Not only do I remember where I saw my first white owl, I also remember when. I was four years old, poking around my grandmother’s basement, when I spotted it: A serious-looking bird, staring out at me from the label on the inside lid of a cigar box.
I was more than a little surprised to see it there, since all the other boxes on the workbench were Dutch Masters and Muriel—brands I felt I knew. (Let’s just say, even at that tender age, I’d had more than a few puffs on my uncles’ cigars. But that’s another story for another time.) Suffice it to say, that White Owl really threw me for a loop.
Little did I know that, a scant 47 years later, I’d again be loopy over a white owl. But this one’s not on a box. It’s Bubo scandiacus, the snowy owl.
Besides cigar boxes, snowy owls were popularized by the Harry Potter franchise. A bird whose breeding, territory stretches north of the Arctic Circle, “snowies” are occasional winter visitors to the United States. Up north, their populations fluctuate with the availability of prey, which consists mainly of lemmings and ptarmigans but also includes other small mammals, ducks, geese and the occasional seabird.
When prey is plentiful, snowy owl numbers go up. When prey animals diminish, either through pressure from predators or due to severe weather, snowies need to disperse. A movement, or migration, of great numbers of birds is called an irruption.
These ups and downs, in the past, have followed a general pattern repeating about every four years. The last major snowy owl irruption in our area was in the winter of 2011-12 so, technically, we wouldn’t be “due” for a visit for another couple of years.
However, as every naturalist knows, animals—even wise old owls—never pay attention to scientific literature. But for those of us who do, reports from the field are indicating that the eastern half of the United States is in the midst of a massive—possibly record-breaking irruption.
I first found out something was up with B. scandiacus in early December, when a Wisconsin Department of Natural Resources press release reported a large number of snowies in the northern half of the state. It was only a matter of time before the birds dispersed farther south, and showed up here in Illinois.
On Dec. 14, when a group of Kane County Audubon members stopped by Hickory Knolls during their Christmas Bird Count rounds, the conversation quickly turned to snowies. Besides talk of recent sightings—including a snowy at the Jewel on the east side of St. Charles—Chris Madsen and I reminisced about how White Sox announcer Bob Elson would call a home run a White Owl wallop.

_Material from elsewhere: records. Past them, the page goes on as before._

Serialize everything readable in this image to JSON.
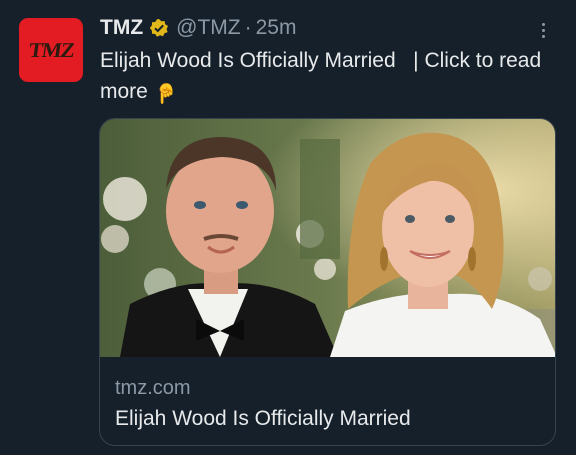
{
  "account": {
    "avatar_text": "TMZ",
    "display_name": "TMZ",
    "handle": "@TMZ",
    "separator": "·",
    "time": "25m"
  },
  "tweet": {
    "text": "Elijah Wood Is Officially Married   | Click to read more",
    "emoji": "👆"
  },
  "card": {
    "domain": "tmz.com",
    "title": "Elijah Wood Is Officially Married"
  },
  "colors": {
    "background": "#15202b",
    "text": "#e7e9ea",
    "muted": "#8b98a5",
    "verified_gold": "#e2b719",
    "brand_red": "#e31b23"
  },
  "icons": {
    "verified": "verified-badge-icon",
    "more": "more-options-icon",
    "emoji": "backhand-index-pointing-down"
  }
}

How cool would it be to feel the wallop of seeing a bona fide, snowy-white owl in Kane County?
Now, two weeks later, dozens of snowy owl sightings have been reported in Illinois, with the majority showing up in areas that offer habitat similar to the birds’ northern homeland—coastal areas as well as flat or rolling tundra-like expanses.
The Lake Michigan shoreline, particularly near Montrose Harbor, is a popular place to spot a snowy. And with the spate of cold weather we endured, and are expecting more of, the list of “tundra-like expanses” is lengthy and expected to grow. Cornfields. Airport landing fields. Actually open fields of just about any type, provided prey animals are present.

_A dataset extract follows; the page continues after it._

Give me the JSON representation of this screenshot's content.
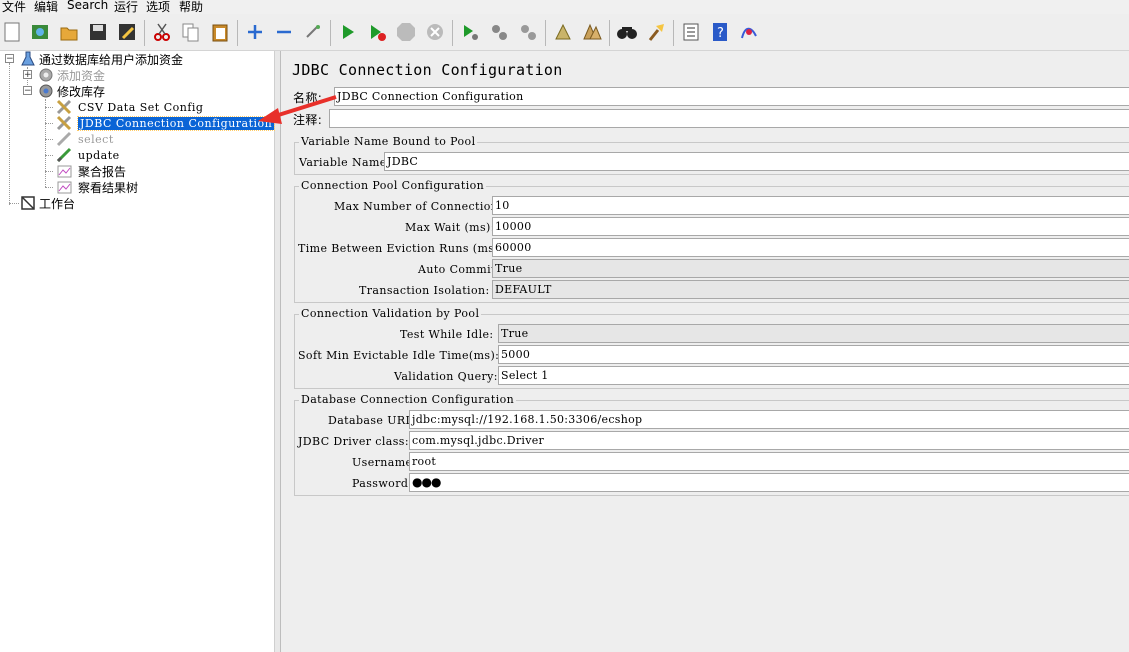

Other than the Jewel sighting in early December, and another one at the Walmart in Huntley, reports of snowies in Kane County have been concentrated in the southern sectors, near Sugar Grove and the Aurora Airport.
If you’d like to see a snowy of your own, go for it! But please be respectful of these birds, many of which are stressed and hungry. If luck is with you and you spot one, don’t make any sudden moves or loud noises. Take a picture if you’d like, but use your biggest telephoto lens or maximum zoom so you can keep your distance. Any time these birds have to take flight, they will be burning hard-earned calories that most can’t afford to lose.
One other thing you can do, as a help to fellow birders and researchers alike, is report your sighting on the Internet. www.ebird.org, maintained by the Cornell Lab of Ornithology and the National Audubon Society, welcomes reports from across the country.
On a local level, you can let birders know of your good fortune by sending an email to Kane County Audubon at firstname.lastname@example.org. Your report will be displayed on the group’s web site, www.kanecountyaudubon.org.
Here’s hoping at least some of us will feel the thrill of a white owl wallop this winter. Good luck, and good birding!
Article by Pam Otto, who also wouldn’t mind hearing about your snowy owl sightings—even if they are on cigar boxes, which she collects. Otto is manager of nature programs and interpretive services for the St. Charles Park District. She can be reached at 630-513-4346 or email@example.com.